* TASK REQUIREMENTS *
So long as no pictures are carried over, output the records below exactly.
━━━ SUPPLIED MATERIAL ━━━
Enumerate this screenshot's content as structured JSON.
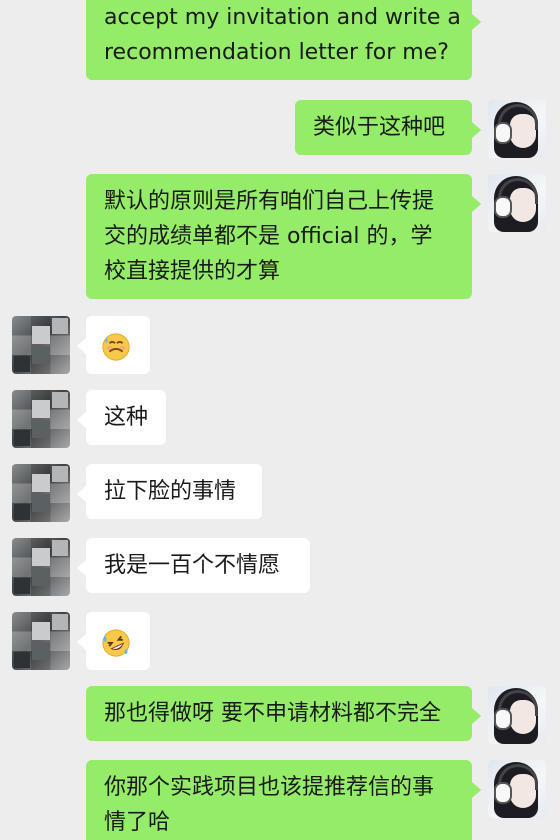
{
  "messages": [
    {
      "sender": "self",
      "lines": [
        "accept my invitation and write a",
        "recommendation letter for me?"
      ]
    },
    {
      "sender": "self",
      "lines": [
        "类似于这种吧"
      ]
    },
    {
      "sender": "self",
      "lines": [
        "默认的原则是所有咱们自己上传提",
        "交的成绩单都不是 official 的，学",
        "校直接提供的才算"
      ]
    },
    {
      "sender": "other",
      "emoji": "upside-down-sweat-face-icon"
    },
    {
      "sender": "other",
      "lines": [
        "这种"
      ]
    },
    {
      "sender": "other",
      "lines": [
        "拉下脸的事情"
      ]
    },
    {
      "sender": "other",
      "lines": [
        "我是一百个不情愿"
      ]
    },
    {
      "sender": "other",
      "emoji": "rolling-laughing-face-icon"
    },
    {
      "sender": "self",
      "lines": [
        "那也得做呀 要不申请材料都不完全"
      ]
    },
    {
      "sender": "self",
      "lines": [
        "你那个实践项目也该提推荐信的事",
        "情了哈"
      ]
    }
  ],
  "colors": {
    "background": "#ededed",
    "outgoing_bubble": "#95ec69",
    "incoming_bubble": "#ffffff",
    "text": "#1a1a1a"
  }
}
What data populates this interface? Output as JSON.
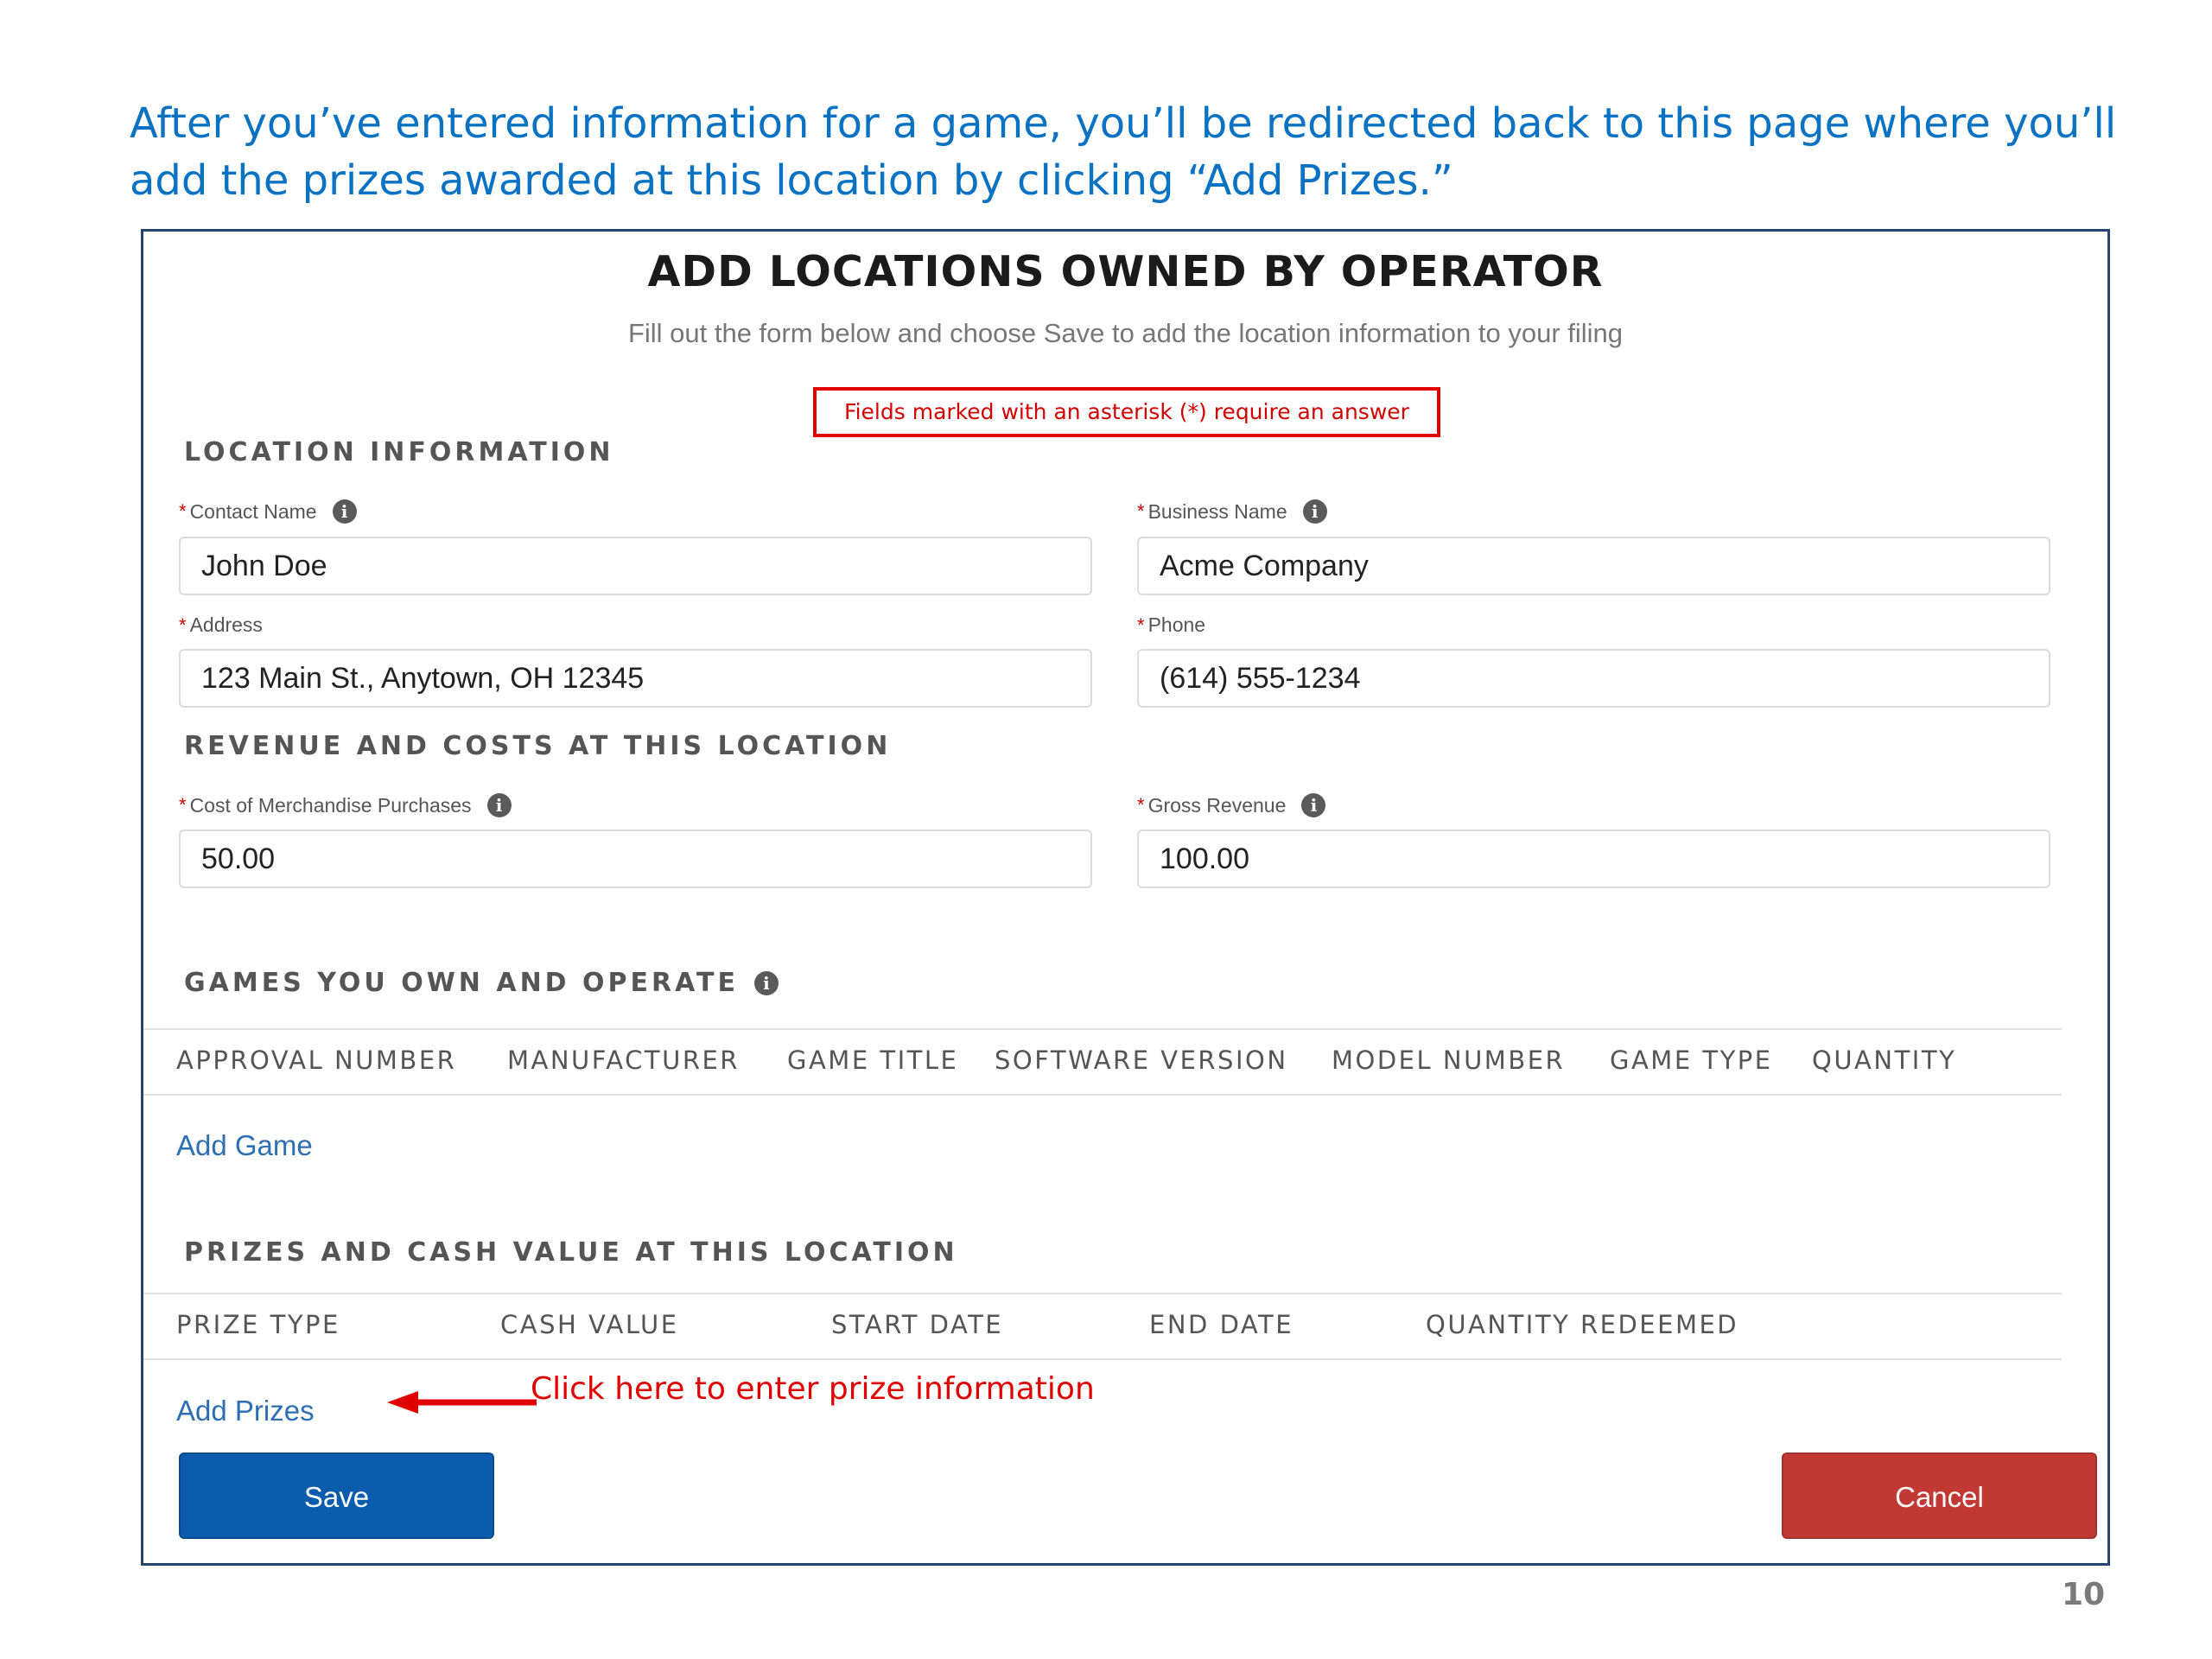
{
  "intro_text": "After you’ve entered information for a game, you’ll be redirected back to this page where you’ll add the prizes awarded at this location by clicking “Add Prizes.”",
  "form": {
    "title": "ADD LOCATIONS OWNED BY OPERATOR",
    "subtitle": "Fill out the form below and choose Save to add the location information to your filing",
    "notice": "Fields marked with an asterisk (*) require an answer"
  },
  "location": {
    "heading": "LOCATION INFORMATION",
    "contact_name_label": "Contact Name",
    "contact_name_value": "John Doe",
    "business_name_label": "Business Name",
    "business_name_value": "Acme Company",
    "address_label": "Address",
    "address_value": "123 Main St., Anytown, OH 12345",
    "phone_label": "Phone",
    "phone_value": "(614) 555-1234"
  },
  "revenue": {
    "heading": "REVENUE AND COSTS AT THIS LOCATION",
    "cost_label": "Cost of Merchandise Purchases",
    "cost_value": "50.00",
    "gross_label": "Gross Revenue",
    "gross_value": "100.00"
  },
  "games": {
    "heading": "GAMES YOU OWN AND OPERATE",
    "columns": [
      "APPROVAL NUMBER",
      "MANUFACTURER",
      "GAME TITLE",
      "SOFTWARE VERSION",
      "MODEL NUMBER",
      "GAME TYPE",
      "QUANTITY"
    ],
    "add_link": "Add Game"
  },
  "prizes": {
    "heading": "PRIZES AND CASH VALUE AT THIS LOCATION",
    "columns": [
      "PRIZE TYPE",
      "CASH VALUE",
      "START DATE",
      "END DATE",
      "QUANTITY REDEEMED"
    ],
    "add_link": "Add Prizes",
    "hint": "Click here to enter prize information"
  },
  "buttons": {
    "save": "Save",
    "cancel": "Cancel"
  },
  "required_marker": "*",
  "info_glyph": "i",
  "page_number": "10",
  "colors": {
    "intro_blue": "#0a72c3",
    "link_blue": "#2d6fb2",
    "save_blue": "#0b5cad",
    "cancel_red": "#c23934",
    "notice_red": "#e00000"
  }
}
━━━
* RESPONSE BELOW *
Enumerate this screenshot's content as structured JSON.
{
  "messages": [
    {
      "sender": "self",
      "lines": [
        "accept my invitation and write a",
        "recommendation letter for me?"
      ]
    },
    {
      "sender": "self",
      "lines": [
        "类似于这种吧"
      ]
    },
    {
      "sender": "self",
      "lines": [
        "默认的原则是所有咱们自己上传提",
        "交的成绩单都不是 official 的，学",
        "校直接提供的才算"
      ]
    },
    {
      "sender": "other",
      "emoji": "upside-down-sweat-face-icon"
    },
    {
      "sender": "other",
      "lines": [
        "这种"
      ]
    },
    {
      "sender": "other",
      "lines": [
        "拉下脸的事情"
      ]
    },
    {
      "sender": "other",
      "lines": [
        "我是一百个不情愿"
      ]
    },
    {
      "sender": "other",
      "emoji": "rolling-laughing-face-icon"
    },
    {
      "sender": "self",
      "lines": [
        "那也得做呀 要不申请材料都不完全"
      ]
    },
    {
      "sender": "self",
      "lines": [
        "你那个实践项目也该提推荐信的事",
        "情了哈"
      ]
    }
  ],
  "colors": {
    "background": "#ededed",
    "outgoing_bubble": "#95ec69",
    "incoming_bubble": "#ffffff",
    "text": "#1a1a1a"
  }
}
What data populates this interface? Output as JSON.
{
  "intro_text": "After you’ve entered information for a game, you’ll be redirected back to this page where you’ll add the prizes awarded at this location by clicking “Add Prizes.”",
  "form": {
    "title": "ADD LOCATIONS OWNED BY OPERATOR",
    "subtitle": "Fill out the form below and choose Save to add the location information to your filing",
    "notice": "Fields marked with an asterisk (*) require an answer"
  },
  "location": {
    "heading": "LOCATION INFORMATION",
    "contact_name_label": "Contact Name",
    "contact_name_value": "John Doe",
    "business_name_label": "Business Name",
    "business_name_value": "Acme Company",
    "address_label": "Address",
    "address_value": "123 Main St., Anytown, OH 12345",
    "phone_label": "Phone",
    "phone_value": "(614) 555-1234"
  },
  "revenue": {
    "heading": "REVENUE AND COSTS AT THIS LOCATION",
    "cost_label": "Cost of Merchandise Purchases",
    "cost_value": "50.00",
    "gross_label": "Gross Revenue",
    "gross_value": "100.00"
  },
  "games": {
    "heading": "GAMES YOU OWN AND OPERATE",
    "columns": [
      "APPROVAL NUMBER",
      "MANUFACTURER",
      "GAME TITLE",
      "SOFTWARE VERSION",
      "MODEL NUMBER",
      "GAME TYPE",
      "QUANTITY"
    ],
    "add_link": "Add Game"
  },
  "prizes": {
    "heading": "PRIZES AND CASH VALUE AT THIS LOCATION",
    "columns": [
      "PRIZE TYPE",
      "CASH VALUE",
      "START DATE",
      "END DATE",
      "QUANTITY REDEEMED"
    ],
    "add_link": "Add Prizes",
    "hint": "Click here to enter prize information"
  },
  "buttons": {
    "save": "Save",
    "cancel": "Cancel"
  },
  "required_marker": "*",
  "info_glyph": "i",
  "page_number": "10",
  "colors": {
    "intro_blue": "#0a72c3",
    "link_blue": "#2d6fb2",
    "save_blue": "#0b5cad",
    "cancel_red": "#c23934",
    "notice_red": "#e00000"
  }
}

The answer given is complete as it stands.